* _PROVIDED INFORMATION_:
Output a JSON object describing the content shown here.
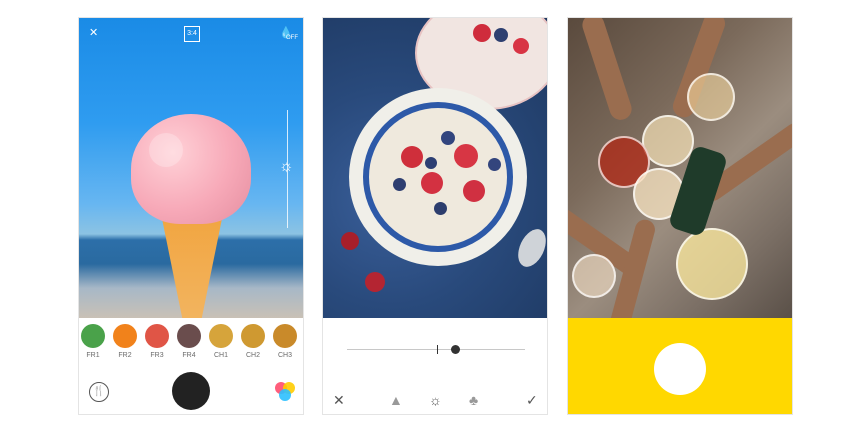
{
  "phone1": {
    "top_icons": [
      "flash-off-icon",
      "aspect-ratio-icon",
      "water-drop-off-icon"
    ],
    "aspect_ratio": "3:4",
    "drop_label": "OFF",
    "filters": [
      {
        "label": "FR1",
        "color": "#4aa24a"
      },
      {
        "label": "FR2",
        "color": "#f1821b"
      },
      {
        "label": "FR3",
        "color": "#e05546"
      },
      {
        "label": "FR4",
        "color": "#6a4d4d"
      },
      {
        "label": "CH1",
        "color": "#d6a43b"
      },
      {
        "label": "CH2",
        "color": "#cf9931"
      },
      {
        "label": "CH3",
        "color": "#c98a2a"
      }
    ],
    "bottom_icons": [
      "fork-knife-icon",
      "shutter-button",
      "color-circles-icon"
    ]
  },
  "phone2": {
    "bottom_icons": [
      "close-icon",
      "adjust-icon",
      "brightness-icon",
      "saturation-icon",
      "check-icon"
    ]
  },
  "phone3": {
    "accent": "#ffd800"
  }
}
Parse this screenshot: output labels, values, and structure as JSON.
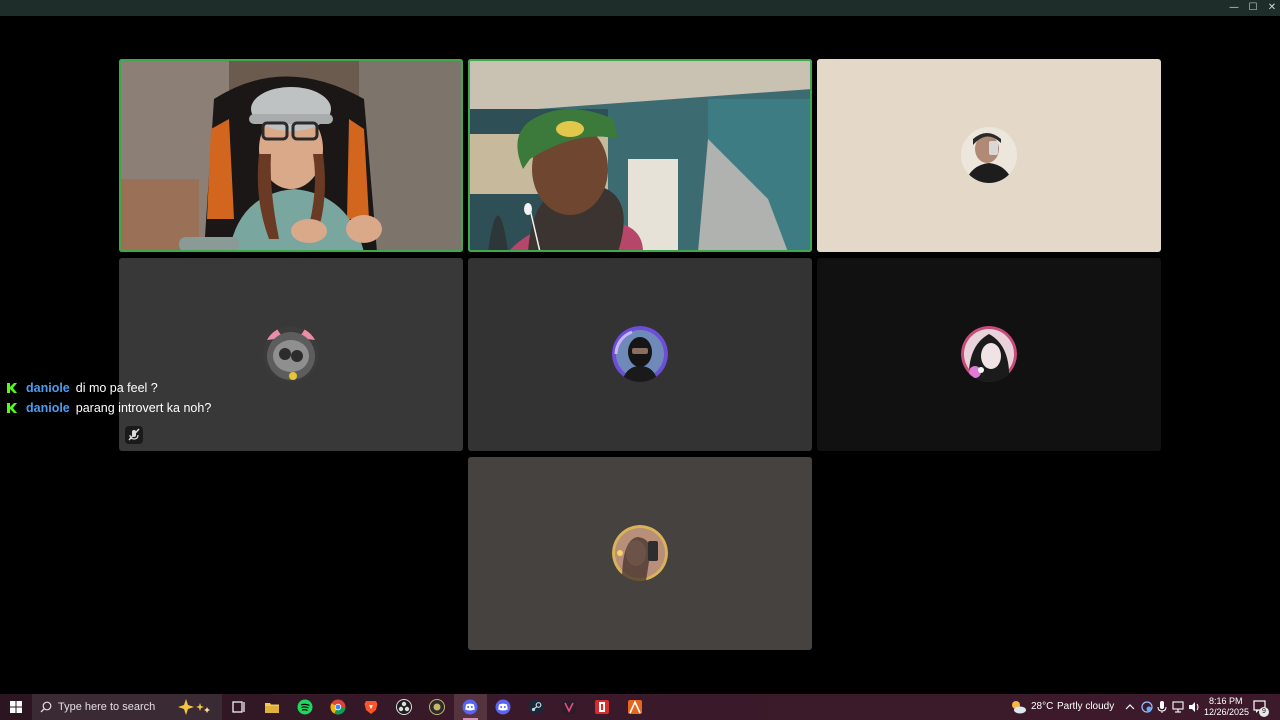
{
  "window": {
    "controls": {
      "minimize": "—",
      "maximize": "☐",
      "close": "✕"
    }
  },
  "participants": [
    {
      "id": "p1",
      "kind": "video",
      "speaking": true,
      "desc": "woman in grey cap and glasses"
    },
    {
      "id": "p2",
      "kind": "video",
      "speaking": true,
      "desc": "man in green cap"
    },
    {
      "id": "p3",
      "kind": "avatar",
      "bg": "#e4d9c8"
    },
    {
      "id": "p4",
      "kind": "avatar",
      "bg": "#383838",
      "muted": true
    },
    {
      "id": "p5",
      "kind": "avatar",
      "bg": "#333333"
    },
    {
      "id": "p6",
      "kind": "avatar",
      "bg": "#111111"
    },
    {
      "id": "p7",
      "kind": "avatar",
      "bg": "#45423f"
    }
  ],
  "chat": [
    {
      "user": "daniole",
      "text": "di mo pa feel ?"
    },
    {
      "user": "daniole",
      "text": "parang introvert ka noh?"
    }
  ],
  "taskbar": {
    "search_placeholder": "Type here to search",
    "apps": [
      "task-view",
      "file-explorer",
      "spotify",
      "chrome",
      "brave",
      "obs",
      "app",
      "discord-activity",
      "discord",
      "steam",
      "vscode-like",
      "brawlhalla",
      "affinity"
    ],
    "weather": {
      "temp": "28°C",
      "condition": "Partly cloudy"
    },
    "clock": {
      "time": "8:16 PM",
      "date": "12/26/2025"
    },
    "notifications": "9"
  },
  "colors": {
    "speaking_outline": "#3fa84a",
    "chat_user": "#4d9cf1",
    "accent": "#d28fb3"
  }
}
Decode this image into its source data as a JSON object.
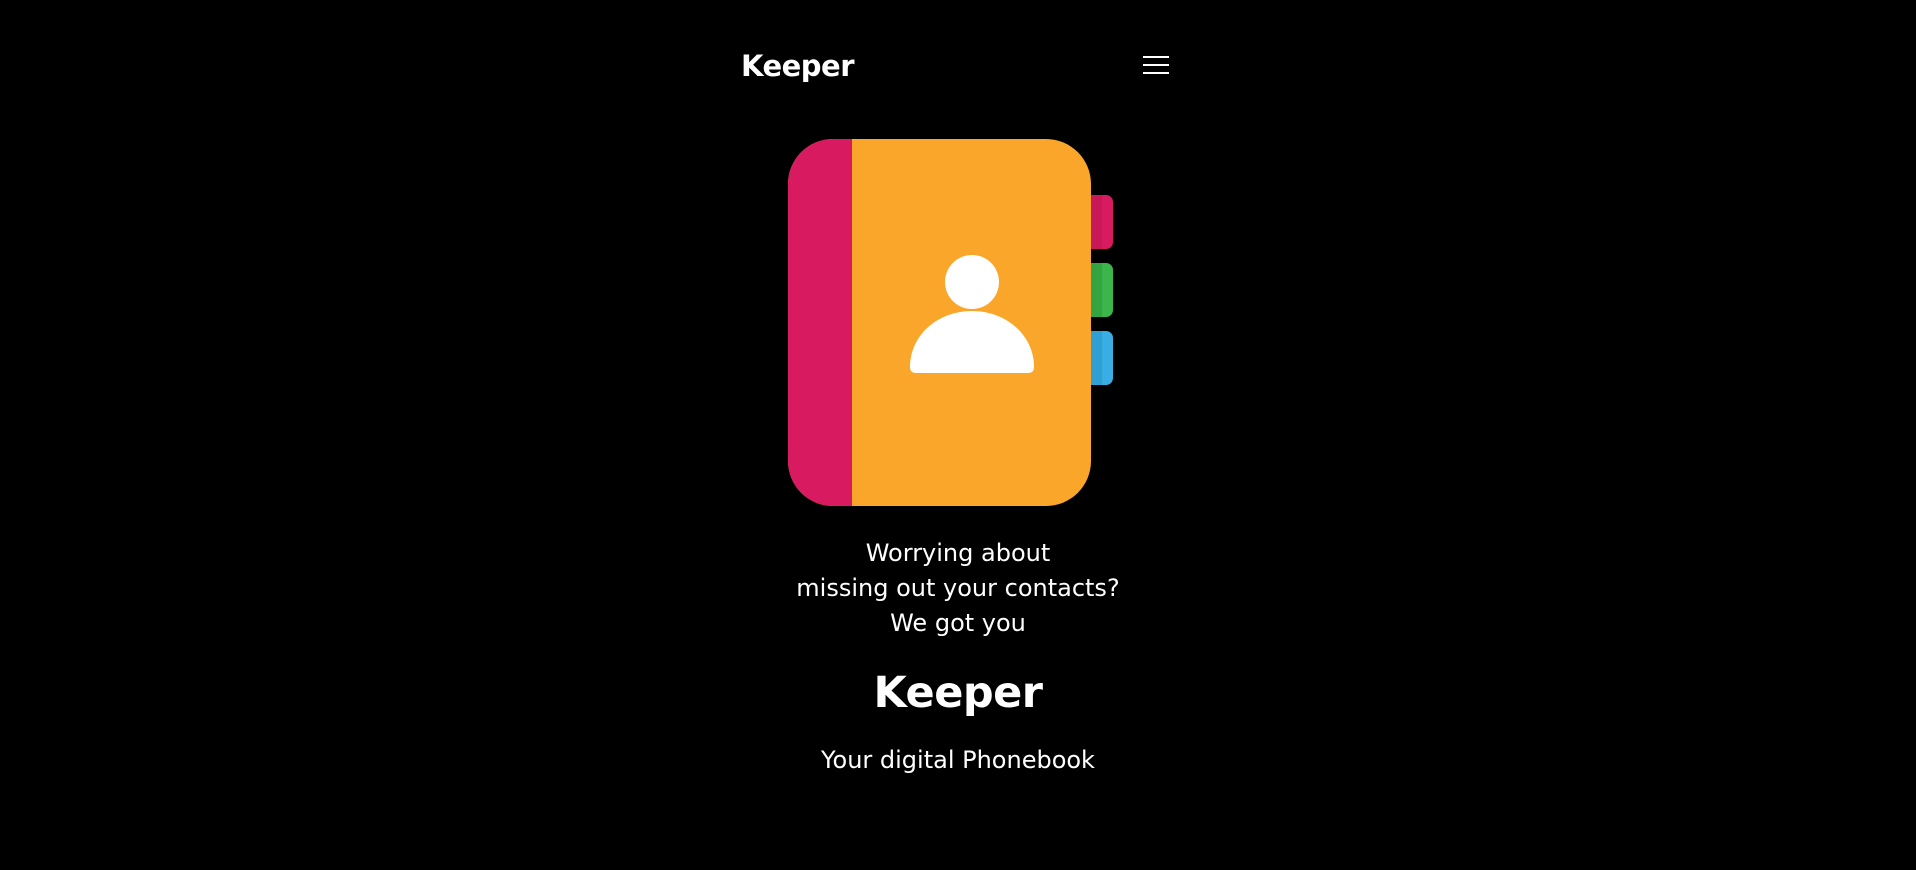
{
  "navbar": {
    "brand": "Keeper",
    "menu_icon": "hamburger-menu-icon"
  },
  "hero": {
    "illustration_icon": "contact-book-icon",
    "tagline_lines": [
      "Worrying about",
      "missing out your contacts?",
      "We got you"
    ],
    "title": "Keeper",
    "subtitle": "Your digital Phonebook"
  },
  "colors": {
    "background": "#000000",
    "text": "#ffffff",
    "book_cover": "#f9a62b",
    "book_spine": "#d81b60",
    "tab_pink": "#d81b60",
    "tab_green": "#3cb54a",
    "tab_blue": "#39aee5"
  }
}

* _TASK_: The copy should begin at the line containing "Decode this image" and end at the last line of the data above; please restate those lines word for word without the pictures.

* _ANSWER FOR THIS EXERCISE_:
Decode this image into its source data as a JSON object.
{
  "navbar": {
    "brand": "Keeper",
    "menu_icon": "hamburger-menu-icon"
  },
  "hero": {
    "illustration_icon": "contact-book-icon",
    "tagline_lines": [
      "Worrying about",
      "missing out your contacts?",
      "We got you"
    ],
    "title": "Keeper",
    "subtitle": "Your digital Phonebook"
  },
  "colors": {
    "background": "#000000",
    "text": "#ffffff",
    "book_cover": "#f9a62b",
    "book_spine": "#d81b60",
    "tab_pink": "#d81b60",
    "tab_green": "#3cb54a",
    "tab_blue": "#39aee5"
  }
}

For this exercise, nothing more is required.